Paired with the First course: garlic greens, miso, white beans, turmeric sweet potato bread, seaweed butter, buttermilk smoked beets, elderflower and crab with a gnocchi.
Do Ferreiro, Albariño, Galicia, Spain 2014
Albariños are bright, fresh, wines with the hint of the ocean and underlying spice. The subtle spice notes are probably what paired best with the chili and jalapeno accents in the dishes of the second course. Indigenous yeasts and farmed organically.
The Second Course: Marinated bok chop, fried beans, jalapeño smoked white bean soup, chicharron, chili oil wild, rice porridge, bekana (chinese cabbage), egg yolk
Domaine Yohan Lardy, ‘Le Vivier’, Fleurie, 2014
Having visited the region of the Beaujolais Cru, I learned first hand how versatile and how many forms gamay can take in the wines. When in doubt with what wine to choose and it involves a little meat, vegetables, a beaujolais cru wine will fit the bill and this Fleurie did. Yohan Lardy,the winemaker quoted on the Terroir Originals site, “Every day in my vineyards, I work with and in respect of nature in order to express my terroir the most naturally and purely possible”. I would say that Vicki has the same respect for the land in terms of growing vegetables.
Paired with the Third Course: Long cooked cabbage, pork, sweet potato cured trout, celtuce, mustard green aguachile and charred onion oil, grilled carrots, black garlic, kale and fermented mushroom. (not pictured the cabbage and pork)
(From the Charles Neal website) Whereas Cognac has Pineau des Charentes, Armagnac has Floc de Gascogne and Calvados has Pommeau de Normandie, the Jurasic version is called Macvin du Jura. Here, producers use a blend of 2/3 unfermented juice which is muted with a third Marc (the distilled lees and the French equivalent to grappa), which prevents the fermentation of the sugars and stabilizes the alcohol at 18%. It is aged in well-seasoned 228-liter casks and is most commonly drunk as an apéritif.
I welcomed this Macvin because as you may have picked up, there was a lot of great food and I needed something to kind of cut through it all yet make room for dessert. I ended up taking home a full bag of “leftovers”. Macvin is slightly sweet, bright, fresh with slight bitter notes.
The Fourth Course Sweets: Carrot Cake, egg yolk frosting, whiskey glazed doughnuts, tapioca pudding, fruit, almond, cookie.
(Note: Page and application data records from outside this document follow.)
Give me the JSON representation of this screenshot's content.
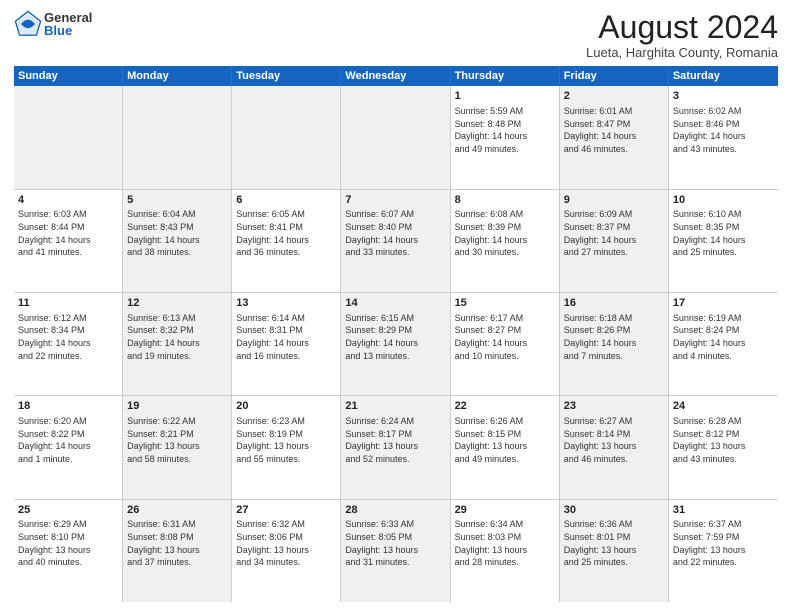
{
  "logo": {
    "general": "General",
    "blue": "Blue"
  },
  "title": "August 2024",
  "location": "Lueta, Harghita County, Romania",
  "days_of_week": [
    "Sunday",
    "Monday",
    "Tuesday",
    "Wednesday",
    "Thursday",
    "Friday",
    "Saturday"
  ],
  "weeks": [
    [
      {
        "day": "",
        "info": "",
        "shaded": true
      },
      {
        "day": "",
        "info": "",
        "shaded": true
      },
      {
        "day": "",
        "info": "",
        "shaded": true
      },
      {
        "day": "",
        "info": "",
        "shaded": true
      },
      {
        "day": "1",
        "info": "Sunrise: 5:59 AM\nSunset: 8:48 PM\nDaylight: 14 hours\nand 49 minutes."
      },
      {
        "day": "2",
        "info": "Sunrise: 6:01 AM\nSunset: 8:47 PM\nDaylight: 14 hours\nand 46 minutes.",
        "shaded": true
      },
      {
        "day": "3",
        "info": "Sunrise: 6:02 AM\nSunset: 8:46 PM\nDaylight: 14 hours\nand 43 minutes."
      }
    ],
    [
      {
        "day": "4",
        "info": "Sunrise: 6:03 AM\nSunset: 8:44 PM\nDaylight: 14 hours\nand 41 minutes."
      },
      {
        "day": "5",
        "info": "Sunrise: 6:04 AM\nSunset: 8:43 PM\nDaylight: 14 hours\nand 38 minutes.",
        "shaded": true
      },
      {
        "day": "6",
        "info": "Sunrise: 6:05 AM\nSunset: 8:41 PM\nDaylight: 14 hours\nand 36 minutes."
      },
      {
        "day": "7",
        "info": "Sunrise: 6:07 AM\nSunset: 8:40 PM\nDaylight: 14 hours\nand 33 minutes.",
        "shaded": true
      },
      {
        "day": "8",
        "info": "Sunrise: 6:08 AM\nSunset: 8:39 PM\nDaylight: 14 hours\nand 30 minutes."
      },
      {
        "day": "9",
        "info": "Sunrise: 6:09 AM\nSunset: 8:37 PM\nDaylight: 14 hours\nand 27 minutes.",
        "shaded": true
      },
      {
        "day": "10",
        "info": "Sunrise: 6:10 AM\nSunset: 8:35 PM\nDaylight: 14 hours\nand 25 minutes."
      }
    ],
    [
      {
        "day": "11",
        "info": "Sunrise: 6:12 AM\nSunset: 8:34 PM\nDaylight: 14 hours\nand 22 minutes."
      },
      {
        "day": "12",
        "info": "Sunrise: 6:13 AM\nSunset: 8:32 PM\nDaylight: 14 hours\nand 19 minutes.",
        "shaded": true
      },
      {
        "day": "13",
        "info": "Sunrise: 6:14 AM\nSunset: 8:31 PM\nDaylight: 14 hours\nand 16 minutes."
      },
      {
        "day": "14",
        "info": "Sunrise: 6:15 AM\nSunset: 8:29 PM\nDaylight: 14 hours\nand 13 minutes.",
        "shaded": true
      },
      {
        "day": "15",
        "info": "Sunrise: 6:17 AM\nSunset: 8:27 PM\nDaylight: 14 hours\nand 10 minutes."
      },
      {
        "day": "16",
        "info": "Sunrise: 6:18 AM\nSunset: 8:26 PM\nDaylight: 14 hours\nand 7 minutes.",
        "shaded": true
      },
      {
        "day": "17",
        "info": "Sunrise: 6:19 AM\nSunset: 8:24 PM\nDaylight: 14 hours\nand 4 minutes."
      }
    ],
    [
      {
        "day": "18",
        "info": "Sunrise: 6:20 AM\nSunset: 8:22 PM\nDaylight: 14 hours\nand 1 minute."
      },
      {
        "day": "19",
        "info": "Sunrise: 6:22 AM\nSunset: 8:21 PM\nDaylight: 13 hours\nand 58 minutes.",
        "shaded": true
      },
      {
        "day": "20",
        "info": "Sunrise: 6:23 AM\nSunset: 8:19 PM\nDaylight: 13 hours\nand 55 minutes."
      },
      {
        "day": "21",
        "info": "Sunrise: 6:24 AM\nSunset: 8:17 PM\nDaylight: 13 hours\nand 52 minutes.",
        "shaded": true
      },
      {
        "day": "22",
        "info": "Sunrise: 6:26 AM\nSunset: 8:15 PM\nDaylight: 13 hours\nand 49 minutes."
      },
      {
        "day": "23",
        "info": "Sunrise: 6:27 AM\nSunset: 8:14 PM\nDaylight: 13 hours\nand 46 minutes.",
        "shaded": true
      },
      {
        "day": "24",
        "info": "Sunrise: 6:28 AM\nSunset: 8:12 PM\nDaylight: 13 hours\nand 43 minutes."
      }
    ],
    [
      {
        "day": "25",
        "info": "Sunrise: 6:29 AM\nSunset: 8:10 PM\nDaylight: 13 hours\nand 40 minutes."
      },
      {
        "day": "26",
        "info": "Sunrise: 6:31 AM\nSunset: 8:08 PM\nDaylight: 13 hours\nand 37 minutes.",
        "shaded": true
      },
      {
        "day": "27",
        "info": "Sunrise: 6:32 AM\nSunset: 8:06 PM\nDaylight: 13 hours\nand 34 minutes."
      },
      {
        "day": "28",
        "info": "Sunrise: 6:33 AM\nSunset: 8:05 PM\nDaylight: 13 hours\nand 31 minutes.",
        "shaded": true
      },
      {
        "day": "29",
        "info": "Sunrise: 6:34 AM\nSunset: 8:03 PM\nDaylight: 13 hours\nand 28 minutes."
      },
      {
        "day": "30",
        "info": "Sunrise: 6:36 AM\nSunset: 8:01 PM\nDaylight: 13 hours\nand 25 minutes.",
        "shaded": true
      },
      {
        "day": "31",
        "info": "Sunrise: 6:37 AM\nSunset: 7:59 PM\nDaylight: 13 hours\nand 22 minutes."
      }
    ]
  ]
}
If Chef Abra Berens serves the tapioca dessert at Stock Cafe at Local Foods, order it immediately, it was so good. The rest of the items were packaged up.
All these wines worked really well and I enjoyed them immensely. The Jura, Muscadet, Rias Baixas and Beaujolais are all wine regions to know better and keep in mind when a farm dinner is on the schedule, your vegetarian friends visit or you have started that “eat lighter” regime. From the picture above, I was not exactly eating lighter but that is where the Macvin fit in!
For me, there is a sense of harmony with the meal when the food and wines are in sync with each other from a growing perspective as well as a tasting one. The chefs, farmer Vicki and the makers of the wines all had a tremendous respect for nature. I think that environmental stewardship comes out in the flavor of the wines and the vegetables. We just have to hope that nature is kinder to Vicki and her farm in the coming year!!